how many words you use. A cardsharp
or cardsharper (one word) is one who habitually cheats at cards. A card shark
(two words) is, in various dictionaries, "one who greatly excels", "an expert card
player", or "one who is especially cutthroat and crafty" or
even a synonym for "cardsharp".
Therefore, if you mean a really good and aggressive player, you mean a card
shark. If you mean a dishonest player, you mean cardsharp.
Omar Sharif is a card shark. Goldfinger was a cardsharp.
specifically listed in Webster's Unabridged Dictionary, conveniently together:
So here's your plan. Wait until you are going to be talking to
some pretentious ass. Then deliberately say something like, "my cousin is
such a great card player, even though he never cheats. He can keep track of
every card played - he's a real card shark." Wait for the pretentious ass
to tell you that you meant cardsharp, and be armed with the correct info and
deflate the twit. (He will have no argument at all if you specified that your
cousin never cheats). For best money-making potential, xerox the page out of
Webster's Unabridged, keep it in your wallet, and use it for bar bets.
However, be advised that there is no such single word as
cardshark, so if Mr Pretentious says "there is no such word as cardshark",
he is right. It is a two word expression. By the way, even
"cardsharp" is not listed in the OED (Oxford English Dictionary).
Failure to be listed in the OED tells one nothing about current use, except
maybe the current use of Queen Victoria in her dotage. The OED is great for
determining the usage history, and is indispensable to etymologists, but
includes a very limited number of words, and doesn't always stay up to
speed. I don't really know if the English use either term. Maybe some
Brits will tell us whether they have heard it locally. It came into American speech about the time of the
Civil War. (First known written use in 1859, according to Webster's
Summary: how can each of them be wrong?
Card shark is wrong if you write it as one word.

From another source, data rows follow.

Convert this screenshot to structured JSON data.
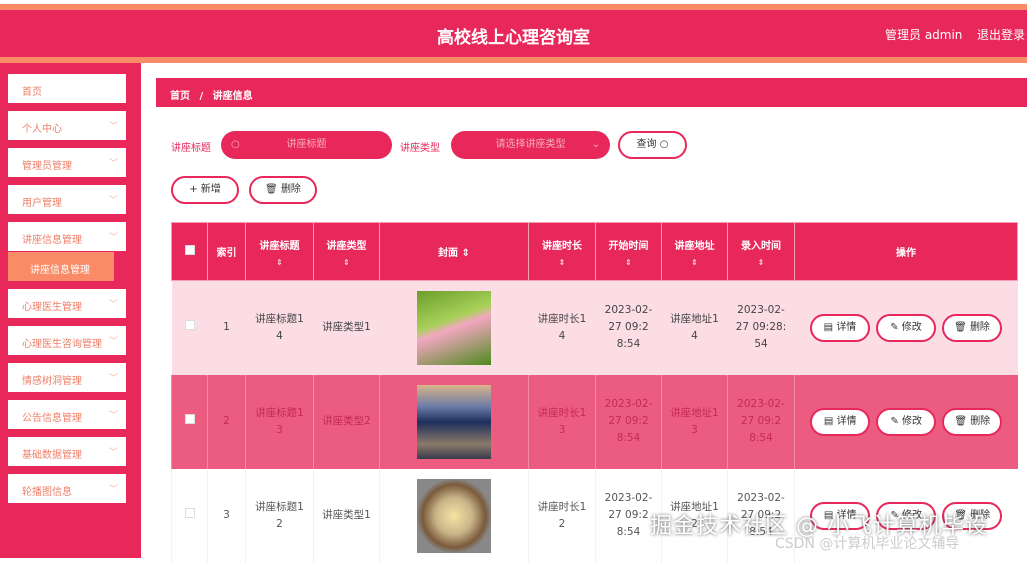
{
  "header": {
    "title": "高校线上心理咨询室",
    "user": "管理员 admin",
    "logout": "退出登录"
  },
  "sidebar": {
    "items": [
      {
        "label": "首页"
      },
      {
        "label": "个人中心"
      },
      {
        "label": "管理员管理"
      },
      {
        "label": "用户管理"
      },
      {
        "label": "讲座信息管理"
      },
      {
        "label": "心理医生管理"
      },
      {
        "label": "心理医生咨询管理"
      },
      {
        "label": "情感树洞管理"
      },
      {
        "label": "公告信息管理"
      },
      {
        "label": "基础数据管理"
      },
      {
        "label": "轮播图信息"
      }
    ],
    "active_sub": "讲座信息管理"
  },
  "breadcrumb": {
    "home": "首页",
    "sep": "/",
    "current": "讲座信息"
  },
  "search": {
    "title_label": "讲座标题",
    "title_placeholder": "讲座标题",
    "type_label": "讲座类型",
    "type_placeholder": "请选择讲座类型",
    "query": "查询"
  },
  "actions": {
    "add": "新增",
    "delete": "删除"
  },
  "table": {
    "columns": [
      "索引",
      "讲座标题",
      "讲座类型",
      "封面",
      "讲座时长",
      "开始时间",
      "讲座地址",
      "录入时间",
      "操作"
    ],
    "rows": [
      {
        "index": "1",
        "title": "讲座标题14",
        "type": "讲座类型1",
        "duration": "讲座时长14",
        "start": "2023-02-27 09:28:54",
        "address": "讲座地址14",
        "entry": "2023-02-27 09:28:54"
      },
      {
        "index": "2",
        "title": "讲座标题13",
        "type": "讲座类型2",
        "duration": "讲座时长13",
        "start": "2023-02-27 09:28:54",
        "address": "讲座地址13",
        "entry": "2023-02-27 09:28:54"
      },
      {
        "index": "3",
        "title": "讲座标题12",
        "type": "讲座类型1",
        "duration": "讲座时长12",
        "start": "2023-02-27 09:28:54",
        "address": "讲座地址12",
        "entry": "2023-02-27 09:28:54"
      }
    ],
    "row_actions": {
      "detail": "详情",
      "edit": "修改",
      "delete": "删除"
    }
  },
  "watermark": {
    "main": "掘金技术社区 @ 小飞计算机毕设",
    "sub": "CSDN @计算机毕业论文辅导"
  }
}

According
to Webster's Unabridged, it really can't be wrong in oral speech, because
it has both meanings.
Cardsharp can be wrong in two ways (1) if you write it as

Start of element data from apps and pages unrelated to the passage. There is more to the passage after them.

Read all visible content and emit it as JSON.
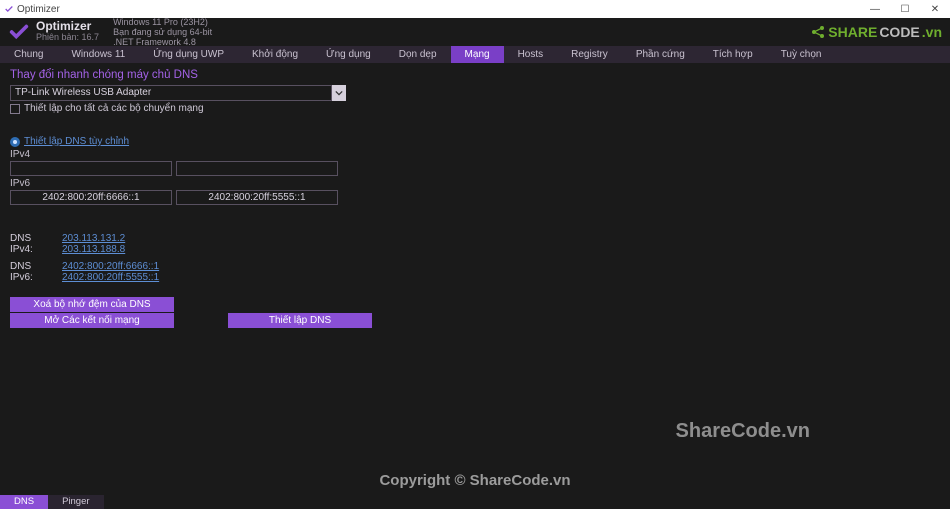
{
  "titlebar": {
    "title": "Optimizer"
  },
  "header": {
    "app_name": "Optimizer",
    "version": "Phiên bản: 16.7",
    "sys_line1": "Windows 11 Pro (23H2)",
    "sys_line2": "Bạn đang sử dụng 64-bit",
    "sys_line3": ".NET Framework 4.8",
    "brand_part1": "SHARE",
    "brand_part2": "CODE",
    "brand_part3": ".vn"
  },
  "tabs": [
    "Chung",
    "Windows 11",
    "Ứng dụng UWP",
    "Khởi động",
    "Ứng dụng",
    "Dọn dẹp",
    "Mạng",
    "Hosts",
    "Registry",
    "Phần cứng",
    "Tích hợp",
    "Tuỳ chọn"
  ],
  "active_tab_index": 6,
  "section": {
    "title": "Thay đổi nhanh chóng máy chủ DNS"
  },
  "adapter": {
    "selected": "TP-Link Wireless USB Adapter",
    "all_adapters_label": "Thiết lập cho tất cả các bộ chuyển mạng"
  },
  "custom_dns": {
    "radio_label": "Thiết lập DNS tùy chỉnh",
    "ipv4_label": "IPv4",
    "ipv4_a": "",
    "ipv4_b": "",
    "ipv6_label": "IPv6",
    "ipv6_a": "2402:800:20ff:6666::1",
    "ipv6_b": "2402:800:20ff:5555::1"
  },
  "dns_current": {
    "ipv4_label": "DNS IPv4:",
    "ipv4_vals": [
      "203.113.131.2",
      "203.113.188.8"
    ],
    "ipv6_label": "DNS IPv6:",
    "ipv6_vals": [
      "2402:800:20ff:6666::1",
      "2402:800:20ff:5555::1"
    ]
  },
  "buttons": {
    "flush": "Xoá bộ nhớ đệm của DNS",
    "open_conn": "Mở Các kết nối mạng",
    "set_dns": "Thiết lập DNS"
  },
  "bottom_tabs": [
    "DNS",
    "Pinger"
  ],
  "bottom_active_index": 0,
  "watermark1": "ShareCode.vn",
  "watermark2": "Copyright © ShareCode.vn"
}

two words (2) if you use it to mean an excellent or aggressive honest
Frankly, I can never remember which of these is which unless I look it

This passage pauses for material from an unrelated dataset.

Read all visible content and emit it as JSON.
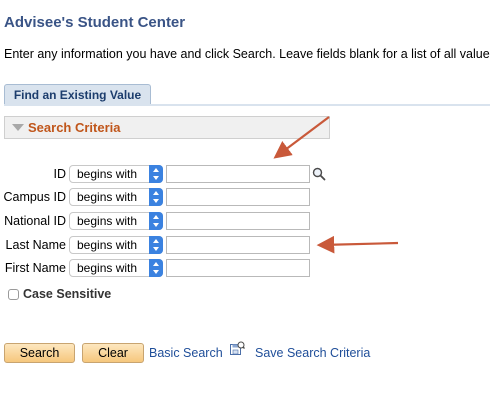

up. I will have forgotten it again by the time you read this, and I will
probably use them incorrectly many times in the future.
Speaking of sharps ...
It is now almost completely out of use, but when I was a kid,
an unctuous guy who was just too smooth would often be called a "sharpy" by my mom and her
oh-too-stuffy friends, and the term would imply that the guy wasn't a regular
old honest 9-to-5 kind of guy, but some kind of snake-oil salesman or a
swindler of some sort. Given the "dishonest salesman" use, I always
thought it kinda odd that Gillette's spokesparrot was named
"Sharpie". ("Look sharp, feel sharp, be sharp ... only way to
get a decent shave").
I don't know if anybody else used this term, or if my mom's
use was derived from her native language (Polish). She and my grandmother
often used a suspiciously similar Polish word: Szarpacz (SHARP-otch. It rhymes
with crotch, more or less. Polish isn't all that hard to pronounce, but it's
hard to read). This is a verb which they used to mean "to prey upon"
(among other things), and is a possible source of their English word. I have
no damned idea how to conjugate Polish verbs, but I'll bet there's some person
and tense in there that sounds a lot like "sharpy". Did anybody
without Polish ancestors ever hear this term?
Another interesting fact. In about 1750, the past tense of the
English verb "to be" was almost universally conjugated like this, in
the speech of both the lower and upper classes.
As you can see by a quick look at the table, that was not only
the universal usage, but is correct syntactically. "Was" is
singular, "were" is plural. We do not speak that way today simply
because Dr Johnson said we shouldn't. For whatever reason, he decided that the
singular "you was" did not have the proper aesthetics for his
refined ear, and changed it. Such was his level of respect that the English
language eventually changed to suit him, especially after the implementation
of universal schooling, which imposed his conjugation.